• TASK OBJECTIVE: Pull every line holding the word "marcu" out of the data and copy it.

• RECORDS TO PROCESS:
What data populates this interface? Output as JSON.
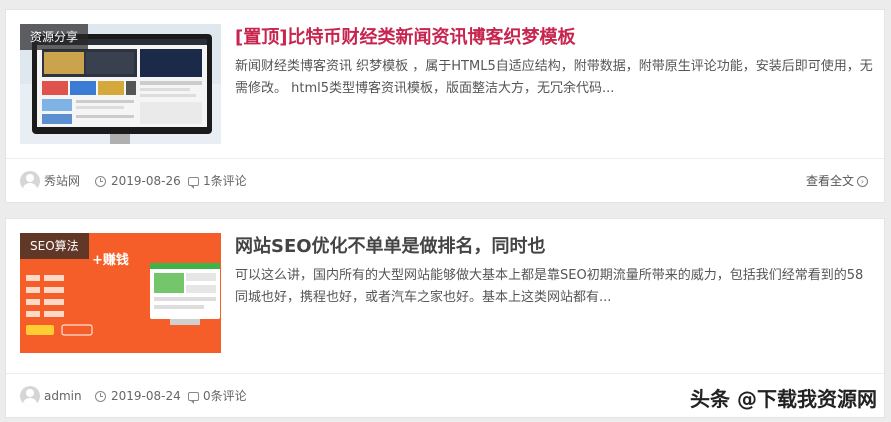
{
  "posts": [
    {
      "category": "资源分享",
      "title": "[置顶]比特币财经类新闻资讯博客织梦模板",
      "excerpt": "新闻财经类博客资讯 织梦模板 ，属于HTML5自适应结构，附带数据，附带原生评论功能，安装后即可使用，无需修改。 html5类型博客资讯模板，版面整洁大方，无冗余代码...",
      "author": "秀站网",
      "date": "2019-08-26",
      "comments": "1条评论",
      "read_more": "查看全文"
    },
    {
      "category": "SEO算法",
      "title": "网站SEO优化不单单是做排名，同时也",
      "excerpt": "可以这么讲，国内所有的大型网站能够做大基本上都是靠SEO初期流量所带来的威力，包括我们经常看到的58同城也好，携程也好，或者汽车之家也好。基本上这类网站都有...",
      "author": "admin",
      "date": "2019-08-24",
      "comments": "0条评论",
      "thumb_text": "+赚钱"
    }
  ],
  "watermark": "头条 @下载我资源网",
  "colors": {
    "pinned_title": "#c7254e",
    "thumb1_orange": "#f4511e"
  }
}
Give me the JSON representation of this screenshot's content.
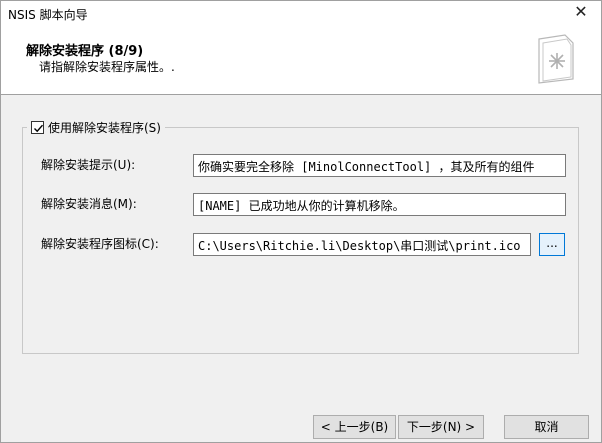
{
  "window": {
    "title": "NSIS 脚本向导",
    "close_glyph": "✕"
  },
  "header": {
    "title": "解除安装程序 (8/9)",
    "subtitle": "请指解除安装程序属性。.",
    "icon": "wizard-document-icon"
  },
  "group": {
    "checkbox_label": "使用解除安装程序(S)",
    "checkbox_checked": true,
    "fields": [
      {
        "label": "解除安装提示(U):",
        "value": "你确实要完全移除 [MinolConnectTool] ，其及所有的组件"
      },
      {
        "label": "解除安装消息(M):",
        "value": "[NAME] 已成功地从你的计算机移除。"
      },
      {
        "label": "解除安装程序图标(C):",
        "value": "C:\\Users\\Ritchie.li\\Desktop\\串口测试\\print.ico"
      }
    ],
    "browse_label": "..."
  },
  "buttons": {
    "back": "< 上一步(B)",
    "next": "下一步(N) >",
    "cancel": "取消"
  }
}
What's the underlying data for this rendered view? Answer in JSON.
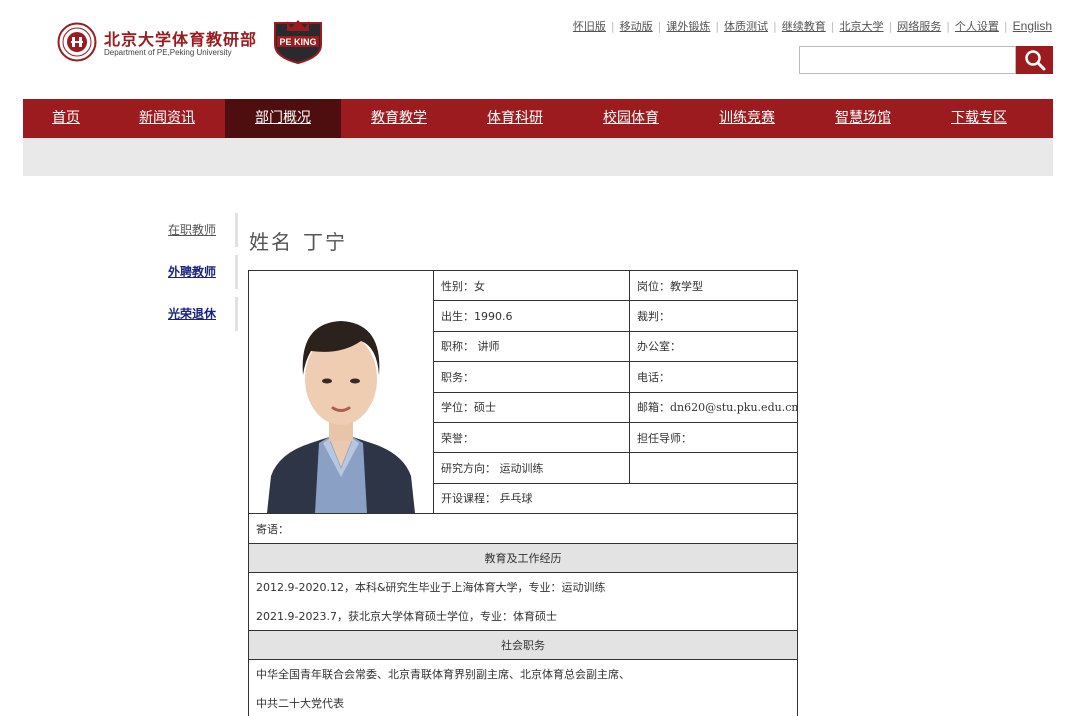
{
  "header": {
    "site_name": "北京大学体育教研部",
    "site_name_en": "Department of PE,Peking University",
    "team_logo_text": "PE KING",
    "top_links": [
      "怀旧版",
      "移动版",
      "课外锻炼",
      "体质测试",
      "继续教育",
      "北京大学",
      "网络服务",
      "个人设置",
      "English"
    ],
    "search_value": ""
  },
  "nav": {
    "items": [
      "首页",
      "新闻资讯",
      "部门概况",
      "教育教学",
      "体育科研",
      "校园体育",
      "训练竞赛",
      "智慧场馆",
      "下载专区"
    ],
    "active": "部门概况"
  },
  "side_menu": {
    "items": [
      "在职教师",
      "外聘教师",
      "光荣退休"
    ]
  },
  "profile": {
    "name_label": "姓名",
    "name_value": "丁宁",
    "gender_label": "性别：",
    "gender_value": "女",
    "post_label": "岗位：",
    "post_value": "教学型",
    "birth_label": "出生：",
    "birth_value": "1990.6",
    "referee_label": "裁判：",
    "referee_value": "",
    "title_label": "职称：",
    "title_value": "讲师",
    "office_label": "办公室：",
    "office_value": "",
    "duty_label": "职务：",
    "duty_value": "",
    "phone_label": "电话：",
    "phone_value": "",
    "degree_label": "学位：",
    "degree_value": "硕士",
    "email_label": "邮箱：",
    "email_value": "dn620@stu.pku.edu.cn",
    "honor_label": "荣誉：",
    "honor_value": "",
    "supervisor_label": "担任导师：",
    "supervisor_value": "",
    "research_label": "研究方向：",
    "research_value": "运动训练",
    "course_label": "开设课程：",
    "course_value": "乒乓球",
    "motto_label": "寄语：",
    "motto_value": ""
  },
  "sections": {
    "education_title": "教育及工作经历",
    "education_lines": [
      "2012.9-2020.12，本科&研究生毕业于上海体育大学，专业：运动训练",
      "2021.9-2023.7，获北京大学体育硕士学位，专业：体育硕士"
    ],
    "social_title": "社会职务",
    "social_lines": [
      "中华全国青年联合会常委、北京青联体育界别副主席、北京体育总会副主席、",
      "中共二十大党代表"
    ]
  },
  "colors": {
    "brand_red": "#9b1b1f",
    "nav_active": "#4e0d0f",
    "subnav_gray": "#e9e9e9"
  }
}
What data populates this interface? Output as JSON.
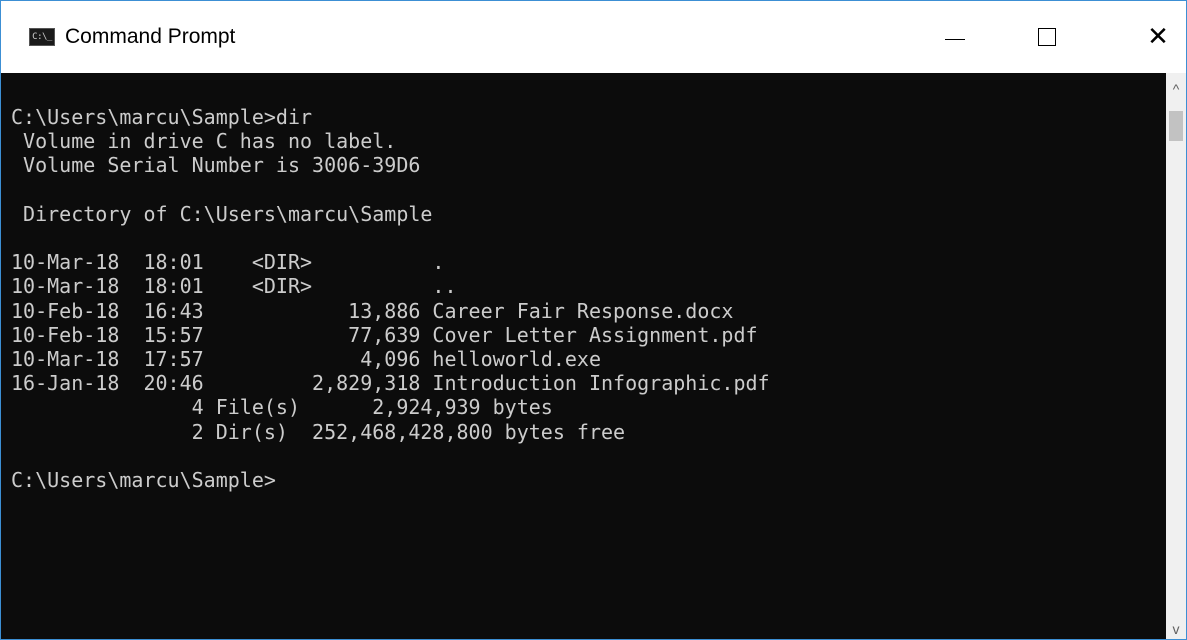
{
  "window": {
    "title": "Command Prompt",
    "icon": "cmd-icon",
    "icon_text": "C:\\_",
    "controls": {
      "minimize": "—",
      "maximize": "□",
      "close": "✕"
    }
  },
  "console": {
    "lines": [
      "C:\\Users\\marcu\\Sample>dir",
      " Volume in drive C has no label.",
      " Volume Serial Number is 3006-39D6",
      "",
      " Directory of C:\\Users\\marcu\\Sample",
      "",
      "10-Mar-18  18:01    <DIR>          .",
      "10-Mar-18  18:01    <DIR>          ..",
      "10-Feb-18  16:43            13,886 Career Fair Response.docx",
      "10-Feb-18  15:57            77,639 Cover Letter Assignment.pdf",
      "10-Mar-18  17:57             4,096 helloworld.exe",
      "16-Jan-18  20:46         2,829,318 Introduction Infographic.pdf",
      "               4 File(s)      2,924,939 bytes",
      "               2 Dir(s)  252,468,428,800 bytes free",
      "",
      "C:\\Users\\marcu\\Sample>"
    ]
  },
  "scrollbar": {
    "up_arrow": "^",
    "down_arrow": "v"
  },
  "colors": {
    "console_background": "#0c0c0c",
    "console_text": "#cccccc",
    "window_border": "#3c8fd4"
  }
}
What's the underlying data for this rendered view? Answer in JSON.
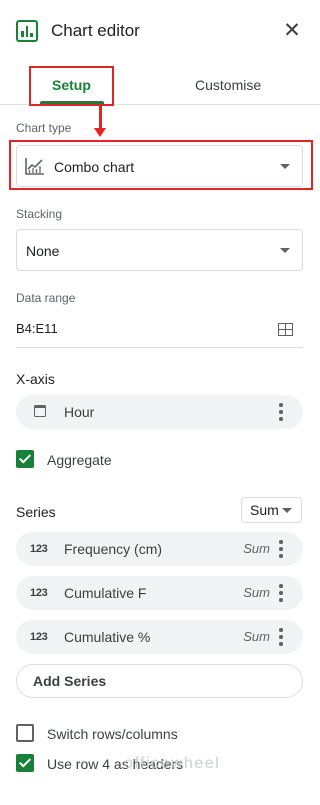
{
  "header": {
    "title": "Chart editor",
    "close_icon": "close-icon"
  },
  "tabs": [
    {
      "label": "Setup",
      "active": true
    },
    {
      "label": "Customise",
      "active": false
    }
  ],
  "accent_color": "#188038",
  "highlight_color": "#e32424",
  "chart_type": {
    "label": "Chart type",
    "value": "Combo chart",
    "icon": "combo-chart-icon"
  },
  "stacking": {
    "label": "Stacking",
    "value": "None"
  },
  "data_range": {
    "label": "Data range",
    "value": "B4:E11",
    "icon": "grid-select-icon"
  },
  "x_axis": {
    "heading": "X-axis",
    "item": {
      "label": "Hour",
      "icon": "calendar-icon"
    },
    "aggregate_label": "Aggregate",
    "aggregate_checked": true
  },
  "series": {
    "heading": "Series",
    "aggregate_select": "Sum",
    "type_icon_text": "123",
    "items": [
      {
        "label": "Frequency (cm)",
        "aggregate": "Sum"
      },
      {
        "label": "Cumulative F",
        "aggregate": "Sum"
      },
      {
        "label": "Cumulative %",
        "aggregate": "Sum"
      }
    ],
    "add_label": "Add Series"
  },
  "options": {
    "switch_rows_label": "Switch rows/columns",
    "switch_rows_checked": false,
    "use_headers_label": "Use row 4 as headers",
    "use_headers_checked": true
  },
  "watermark": "officewheel"
}
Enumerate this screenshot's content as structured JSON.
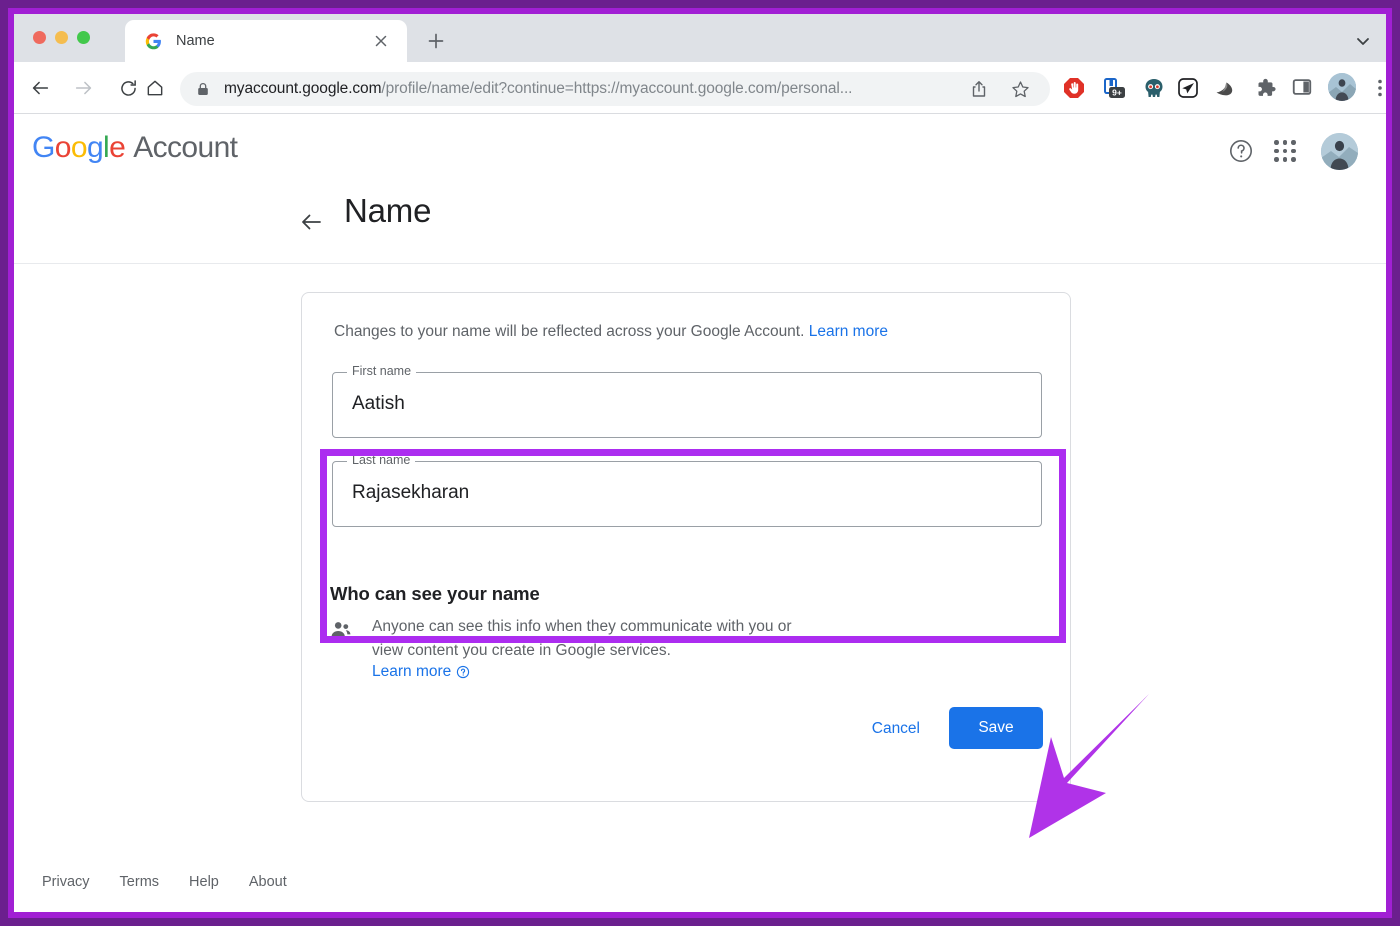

• WRITTEN ANSWER:
      "C:\\Users\\marcu\\Sample>dir",
      " Directory of C:\\Users\\marcu\\Sample",
      "C:\\Users\\marcu\\Sample>"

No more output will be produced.